Yes, of course – in most cases. If your self-esteem is intact, receiving validation from others serves to reinforce it, thus increasing your potential for success in a given endeavor.
The opposite – negative outside messages – will tend to depress one’s performance if one has average self-esteem.
What does self-esteem have to do with this?
Everything. Self-esteem is your own personal measure of your capabilities, potential, worthiness, loveability.
If you view yourself as low in those areas or unworthy of praise, external validation is often received as “oh, you just don’t know me well enough” or “you must be mistaken”. External validation is essentially rejected, because your internal messages are more powerful. And negative messages from others will be received as validating, thus reinforcing your inner programming. Low self-esteem is often accompanied by feelings of being a victim of life.
I’d say the video you posted applies to people with average self-esteem or better. The woman in the video performs better when cheered and praised for her performance.

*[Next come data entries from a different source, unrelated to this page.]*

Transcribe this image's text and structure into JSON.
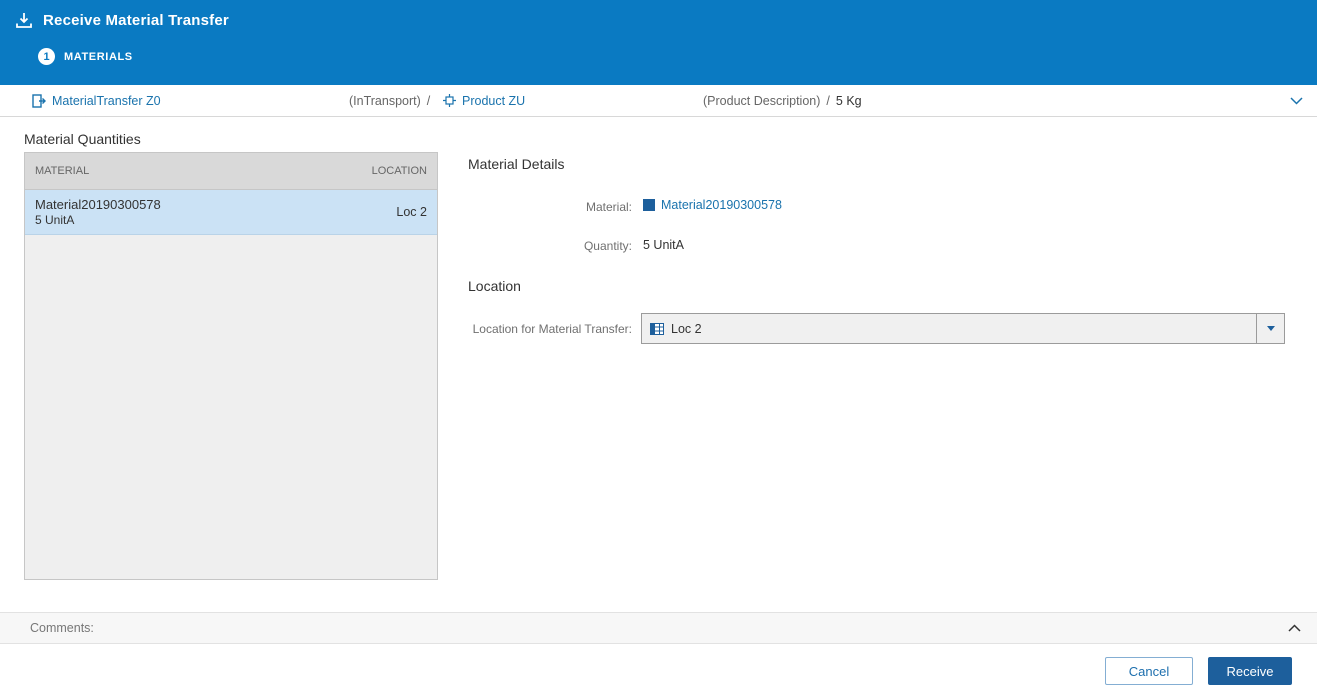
{
  "header": {
    "title": "Receive Material Transfer",
    "step": {
      "number": "1",
      "label": "MATERIALS"
    }
  },
  "breadcrumb": {
    "transfer": "MaterialTransfer Z0",
    "status": "(InTransport)",
    "sep1": "/",
    "product": "Product ZU",
    "description": "(Product Description)",
    "sep2": "/",
    "quantity": "5 Kg"
  },
  "material_quantities": {
    "title": "Material Quantities",
    "columns": {
      "material": "MATERIAL",
      "location": "LOCATION"
    },
    "rows": [
      {
        "material": "Material20190300578",
        "quantity": "5 UnitA",
        "location": "Loc 2"
      }
    ]
  },
  "material_details": {
    "title": "Material Details",
    "material_label": "Material:",
    "material_value": "Material20190300578",
    "quantity_label": "Quantity:",
    "quantity_value": "5 UnitA"
  },
  "location_section": {
    "title": "Location",
    "field_label": "Location for Material Transfer:",
    "field_value": "Loc 2"
  },
  "comments": {
    "label": "Comments:"
  },
  "footer": {
    "cancel": "Cancel",
    "receive": "Receive"
  },
  "colors": {
    "header_blue": "#0a7ac2",
    "link_blue": "#1a73ad",
    "primary_blue": "#1d5f9c",
    "selected_row": "#cbe2f5",
    "table_header_gray": "#d9d9d9"
  }
}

If you have high self-esteem, external messages may or may not have the same effect. You have come to a place where you no longer need external validation to reinforce how you feel about yourself. You’ve discovered that your inner messages are the most important source of validation. Certainly external messages will still be received well, most often with humility.
They may serve to improve performance – for example, in something you don’t do everyday and thus haven’t already formed an idea about your potential. As in, perhaps, the video. For more everyday activities though, you’re already performing at your peak because that’s who you know you are. It’s what you do.
Neither will people with high self-esteem be affected much by negative external messages. When there’s a conflict with your self-image, you may discern that there may be an element of truth in the criticism, and form an intention to improve in that area. Or, you may well discern that the negativity has more to do with the critic than with yourself. Negative messages, though, will not serve to decrease your performance – because you have a solid foundation of inner validation that’s stronger than those external messages.
The main message.
Within each of us is a remarkable, unique god-being that has incredible powers to do good in the world. When you peel away the layers of societal programming that covers up this bright, amazing presence, your self-esteem and performance potential are no longer dependent on others.